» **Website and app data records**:
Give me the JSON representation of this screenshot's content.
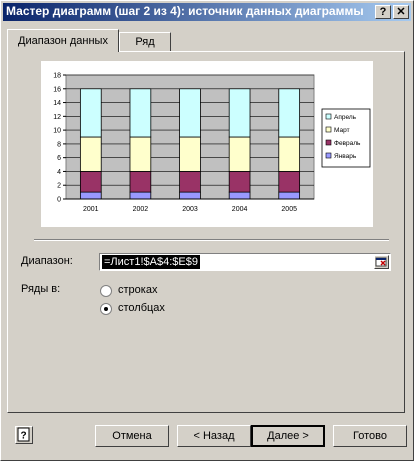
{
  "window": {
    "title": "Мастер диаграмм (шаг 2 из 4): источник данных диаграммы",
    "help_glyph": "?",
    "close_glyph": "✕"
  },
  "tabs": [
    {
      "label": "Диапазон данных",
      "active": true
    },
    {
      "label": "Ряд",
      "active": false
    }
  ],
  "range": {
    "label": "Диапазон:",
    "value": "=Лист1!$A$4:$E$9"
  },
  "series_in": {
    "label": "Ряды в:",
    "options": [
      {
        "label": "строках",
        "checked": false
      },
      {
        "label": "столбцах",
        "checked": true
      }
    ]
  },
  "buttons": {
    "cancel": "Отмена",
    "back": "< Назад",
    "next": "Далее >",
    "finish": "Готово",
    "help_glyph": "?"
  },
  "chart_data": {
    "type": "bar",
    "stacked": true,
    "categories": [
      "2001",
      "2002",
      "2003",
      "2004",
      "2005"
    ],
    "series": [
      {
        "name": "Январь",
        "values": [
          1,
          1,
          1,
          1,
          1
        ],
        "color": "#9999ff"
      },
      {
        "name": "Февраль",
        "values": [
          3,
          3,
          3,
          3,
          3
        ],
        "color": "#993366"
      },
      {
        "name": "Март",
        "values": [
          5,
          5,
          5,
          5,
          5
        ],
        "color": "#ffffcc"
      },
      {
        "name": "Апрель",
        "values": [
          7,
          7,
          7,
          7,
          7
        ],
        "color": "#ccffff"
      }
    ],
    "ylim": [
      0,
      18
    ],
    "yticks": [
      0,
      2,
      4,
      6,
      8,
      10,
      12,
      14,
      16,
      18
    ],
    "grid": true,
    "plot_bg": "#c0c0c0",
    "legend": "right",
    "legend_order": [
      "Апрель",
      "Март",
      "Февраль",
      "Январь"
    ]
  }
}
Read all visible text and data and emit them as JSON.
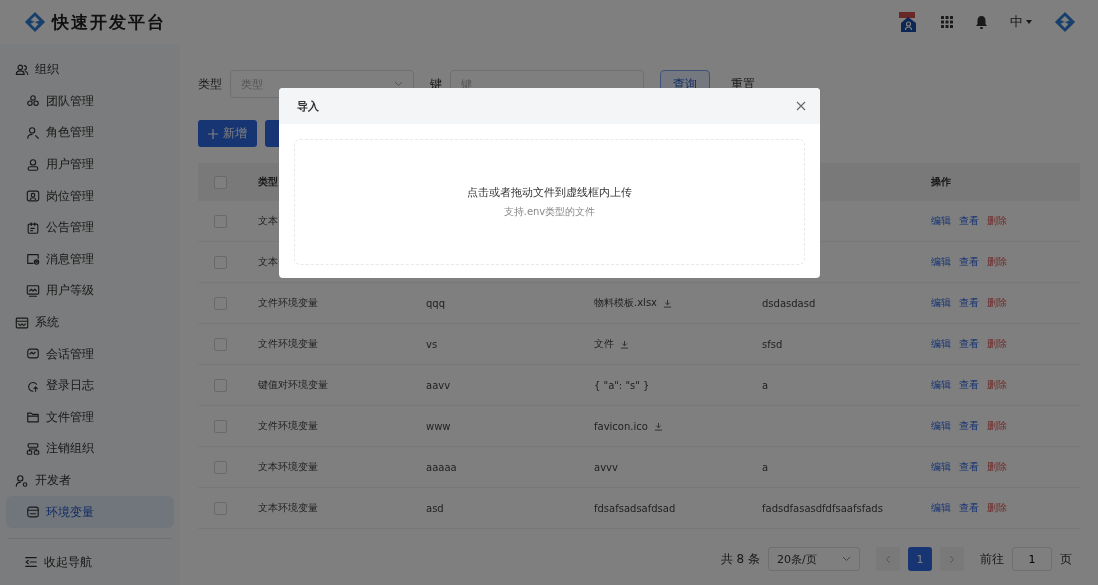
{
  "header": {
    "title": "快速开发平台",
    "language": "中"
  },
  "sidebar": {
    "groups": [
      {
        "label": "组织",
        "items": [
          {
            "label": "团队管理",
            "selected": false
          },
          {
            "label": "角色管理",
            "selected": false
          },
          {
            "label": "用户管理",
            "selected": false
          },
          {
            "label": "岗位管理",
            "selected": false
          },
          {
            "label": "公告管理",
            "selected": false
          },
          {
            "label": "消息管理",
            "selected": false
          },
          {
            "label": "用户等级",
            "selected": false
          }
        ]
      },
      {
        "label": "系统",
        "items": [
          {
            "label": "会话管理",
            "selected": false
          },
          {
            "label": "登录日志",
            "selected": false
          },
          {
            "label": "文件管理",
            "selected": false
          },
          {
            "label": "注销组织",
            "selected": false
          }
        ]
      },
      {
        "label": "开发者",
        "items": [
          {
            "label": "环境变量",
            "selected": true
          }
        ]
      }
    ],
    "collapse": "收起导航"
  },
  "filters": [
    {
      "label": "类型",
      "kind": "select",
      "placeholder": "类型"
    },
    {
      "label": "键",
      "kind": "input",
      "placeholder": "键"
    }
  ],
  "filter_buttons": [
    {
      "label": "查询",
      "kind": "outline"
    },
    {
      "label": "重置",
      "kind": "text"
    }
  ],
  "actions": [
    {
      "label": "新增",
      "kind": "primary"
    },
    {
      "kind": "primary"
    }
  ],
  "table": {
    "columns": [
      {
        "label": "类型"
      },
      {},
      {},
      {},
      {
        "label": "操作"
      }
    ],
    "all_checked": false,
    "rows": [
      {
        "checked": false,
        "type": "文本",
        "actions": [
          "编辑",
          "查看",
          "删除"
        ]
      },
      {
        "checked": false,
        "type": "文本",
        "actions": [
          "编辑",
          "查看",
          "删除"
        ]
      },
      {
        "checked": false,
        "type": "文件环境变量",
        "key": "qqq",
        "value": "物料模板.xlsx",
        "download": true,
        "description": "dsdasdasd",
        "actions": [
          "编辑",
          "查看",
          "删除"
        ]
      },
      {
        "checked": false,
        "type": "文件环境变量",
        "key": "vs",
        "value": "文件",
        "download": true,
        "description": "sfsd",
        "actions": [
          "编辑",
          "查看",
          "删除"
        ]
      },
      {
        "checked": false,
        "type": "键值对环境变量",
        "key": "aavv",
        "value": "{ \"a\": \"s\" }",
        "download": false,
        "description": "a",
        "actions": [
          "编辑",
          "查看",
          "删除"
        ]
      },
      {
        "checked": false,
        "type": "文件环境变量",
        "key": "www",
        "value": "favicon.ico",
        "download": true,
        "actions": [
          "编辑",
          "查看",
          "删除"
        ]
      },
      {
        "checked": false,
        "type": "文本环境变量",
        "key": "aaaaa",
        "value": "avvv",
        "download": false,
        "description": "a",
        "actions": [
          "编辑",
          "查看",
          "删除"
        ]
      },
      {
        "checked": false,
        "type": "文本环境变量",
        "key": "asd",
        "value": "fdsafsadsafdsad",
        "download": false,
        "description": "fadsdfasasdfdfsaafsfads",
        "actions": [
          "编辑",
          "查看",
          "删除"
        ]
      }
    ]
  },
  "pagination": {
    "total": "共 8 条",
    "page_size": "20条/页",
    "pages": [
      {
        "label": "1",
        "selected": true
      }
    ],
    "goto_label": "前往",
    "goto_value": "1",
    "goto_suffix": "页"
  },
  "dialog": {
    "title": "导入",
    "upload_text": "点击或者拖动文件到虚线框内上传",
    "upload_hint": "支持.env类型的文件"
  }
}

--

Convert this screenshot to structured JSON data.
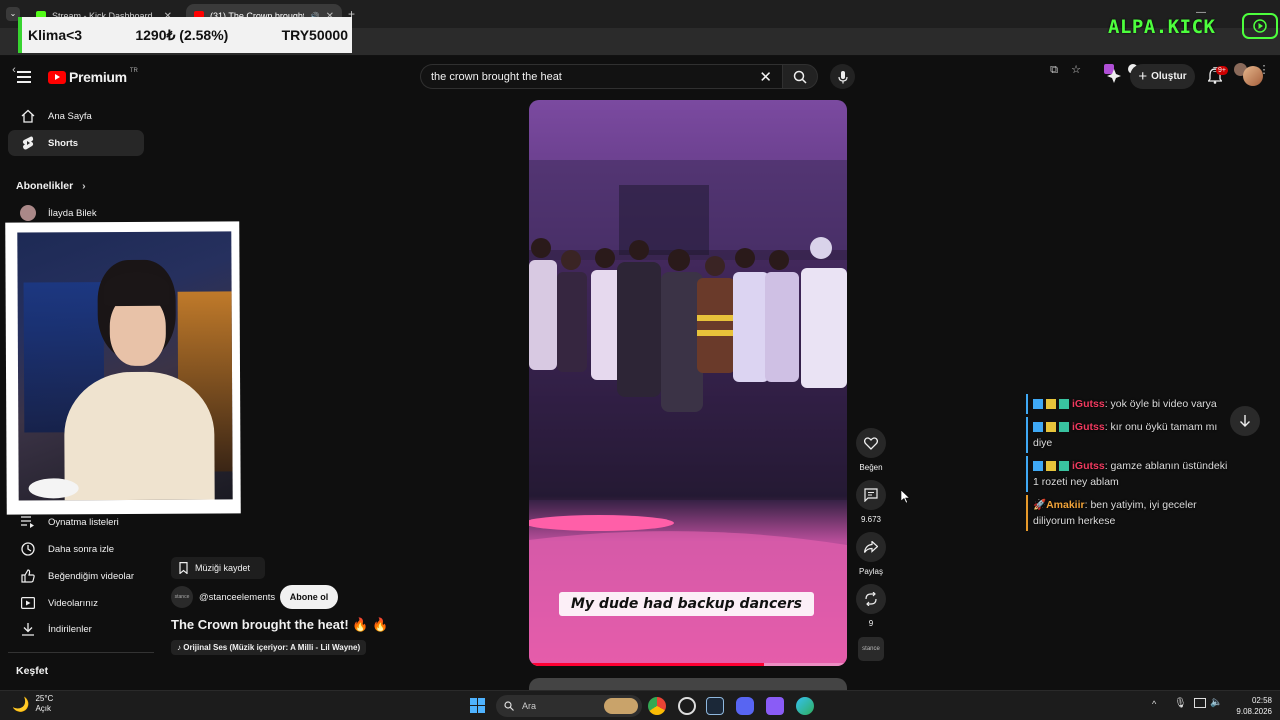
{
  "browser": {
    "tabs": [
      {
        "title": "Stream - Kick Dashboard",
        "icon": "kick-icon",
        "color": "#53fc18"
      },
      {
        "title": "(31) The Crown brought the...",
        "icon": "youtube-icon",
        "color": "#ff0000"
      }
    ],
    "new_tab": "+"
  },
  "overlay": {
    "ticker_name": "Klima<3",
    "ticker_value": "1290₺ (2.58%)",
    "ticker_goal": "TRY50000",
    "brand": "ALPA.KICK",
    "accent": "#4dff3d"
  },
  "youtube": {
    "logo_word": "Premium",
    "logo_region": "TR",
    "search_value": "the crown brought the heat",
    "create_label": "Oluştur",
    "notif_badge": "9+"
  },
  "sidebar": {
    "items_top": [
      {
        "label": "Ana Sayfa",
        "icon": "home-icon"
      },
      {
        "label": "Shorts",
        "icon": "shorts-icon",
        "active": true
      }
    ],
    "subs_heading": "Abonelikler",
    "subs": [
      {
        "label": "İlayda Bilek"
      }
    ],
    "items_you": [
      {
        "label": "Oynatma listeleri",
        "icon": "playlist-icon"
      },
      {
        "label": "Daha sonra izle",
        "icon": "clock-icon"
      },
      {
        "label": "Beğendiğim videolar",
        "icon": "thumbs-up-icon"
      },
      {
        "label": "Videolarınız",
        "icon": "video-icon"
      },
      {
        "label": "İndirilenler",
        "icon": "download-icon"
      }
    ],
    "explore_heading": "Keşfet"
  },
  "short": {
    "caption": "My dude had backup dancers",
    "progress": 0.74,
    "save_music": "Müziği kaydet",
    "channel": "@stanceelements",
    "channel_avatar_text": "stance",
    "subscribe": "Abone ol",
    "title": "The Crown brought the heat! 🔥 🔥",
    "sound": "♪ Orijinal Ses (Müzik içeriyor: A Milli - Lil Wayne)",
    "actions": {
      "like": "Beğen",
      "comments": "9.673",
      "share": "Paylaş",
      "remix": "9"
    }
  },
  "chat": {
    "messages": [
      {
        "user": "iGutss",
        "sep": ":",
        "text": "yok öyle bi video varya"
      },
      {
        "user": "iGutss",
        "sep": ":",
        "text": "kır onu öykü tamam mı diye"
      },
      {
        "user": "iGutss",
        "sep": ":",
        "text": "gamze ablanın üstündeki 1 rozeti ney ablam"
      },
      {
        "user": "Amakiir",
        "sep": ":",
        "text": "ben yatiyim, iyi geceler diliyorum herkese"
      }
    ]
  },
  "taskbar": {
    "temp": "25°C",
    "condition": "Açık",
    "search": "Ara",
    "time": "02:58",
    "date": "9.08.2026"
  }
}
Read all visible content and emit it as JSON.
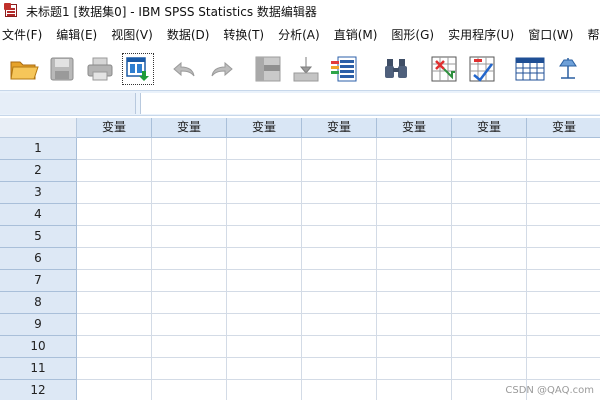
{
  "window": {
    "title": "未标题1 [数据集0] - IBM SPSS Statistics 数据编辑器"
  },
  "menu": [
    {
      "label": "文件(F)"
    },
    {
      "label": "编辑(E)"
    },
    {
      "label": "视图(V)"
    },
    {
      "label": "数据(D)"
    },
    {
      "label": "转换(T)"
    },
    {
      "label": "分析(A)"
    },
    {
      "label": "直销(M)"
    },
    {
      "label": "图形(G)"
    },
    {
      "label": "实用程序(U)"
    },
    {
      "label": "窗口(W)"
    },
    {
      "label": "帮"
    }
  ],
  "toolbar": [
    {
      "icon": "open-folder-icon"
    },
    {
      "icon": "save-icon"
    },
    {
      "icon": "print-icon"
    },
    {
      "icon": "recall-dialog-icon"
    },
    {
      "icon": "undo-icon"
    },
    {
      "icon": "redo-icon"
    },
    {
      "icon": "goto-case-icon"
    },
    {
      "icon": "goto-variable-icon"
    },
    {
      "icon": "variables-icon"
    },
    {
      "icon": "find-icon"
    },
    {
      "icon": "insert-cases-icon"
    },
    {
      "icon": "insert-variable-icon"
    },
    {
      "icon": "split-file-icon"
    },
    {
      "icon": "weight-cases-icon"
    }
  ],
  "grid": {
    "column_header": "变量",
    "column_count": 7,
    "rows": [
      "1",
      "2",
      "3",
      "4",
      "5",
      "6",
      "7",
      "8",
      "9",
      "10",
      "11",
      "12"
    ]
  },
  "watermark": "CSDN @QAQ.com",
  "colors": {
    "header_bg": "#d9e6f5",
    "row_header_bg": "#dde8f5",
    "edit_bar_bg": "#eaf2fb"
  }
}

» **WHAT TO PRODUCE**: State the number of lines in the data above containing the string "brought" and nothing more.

» **OUTPUT FOR THIS EXERCISE**: 3